ASSIGNMENT:
Scan the material below for the word "USINDOPACOM", then copy every line in which it appears.

*** EXERCISE DATA Section Begins ***

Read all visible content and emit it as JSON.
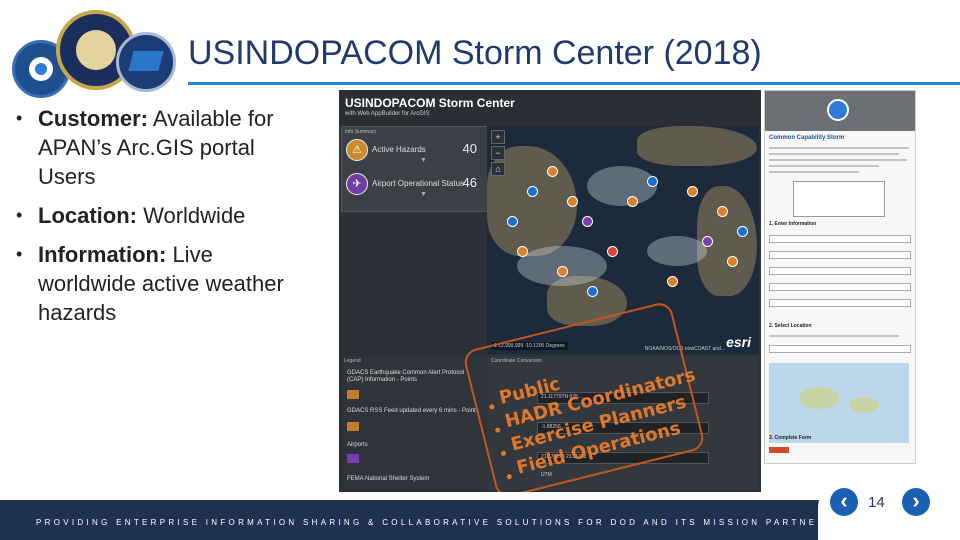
{
  "header": {
    "title": "USINDOPACOM Storm Center (2018)"
  },
  "bullets": [
    {
      "label": "Customer:",
      "text": " Available for APAN’s Arc.GIS portal Users"
    },
    {
      "label": "Location:",
      "text": " Worldwide"
    },
    {
      "label": "Information:",
      "text": " Live worldwide active weather hazards"
    }
  ],
  "app": {
    "title": "USINDOPACOM Storm Center",
    "subtitle": "with Web AppBuilder for ArcGIS",
    "info_summary": "Info Summary",
    "rows": [
      {
        "label": "Active Hazards",
        "value": "40"
      },
      {
        "label": "Airport Operational Status",
        "value": "46"
      }
    ],
    "legend_head": "Legend",
    "legend_items": [
      "GDACS Earthquake Common Alert Protocol (CAP) Information - Points",
      "GDACS RSS Feed updated every 6 mins - Points",
      "Airports",
      "FEMA National Shelter System"
    ],
    "coord_head": "Coordinate Conversion",
    "coord_values": [
      "21.11779TN 076...",
      "-1.88256 ...",
      "21.176299 23.11352"
    ],
    "coord_label": "UTM",
    "esri": "esri",
    "map_attrib": "NOAA/NOS/OCS nowCOAST and...",
    "map_scale": "1:12,999,999  -10.1200 Degrees"
  },
  "overlay": {
    "items": [
      "Public",
      "HADR Coordinators",
      "Exercise Planners",
      "Field Operations"
    ]
  },
  "thumb": {
    "title": "Common Capability Storm",
    "sections": [
      "1. Enter Information",
      "2. Select Location",
      "3. Complete Form"
    ]
  },
  "footer": {
    "text": "PROVIDING ENTERPRISE INFORMATION SHARING & COLLABORATIVE SOLUTIONS FOR DOD AND ITS MISSION PARTNERS",
    "page": "14",
    "prev_glyph": "‹",
    "next_glyph": "›"
  },
  "colors": {
    "title": "#1f3b6e",
    "rule": "#1e88d6",
    "footer": "#1f3350",
    "overlay": "#e0782c",
    "nav": "#1a5fb4"
  }
}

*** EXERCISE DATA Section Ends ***

SOLUTION BELOW:
    "title": "USINDOPACOM Storm Center (2018)"
    "title": "USINDOPACOM Storm Center",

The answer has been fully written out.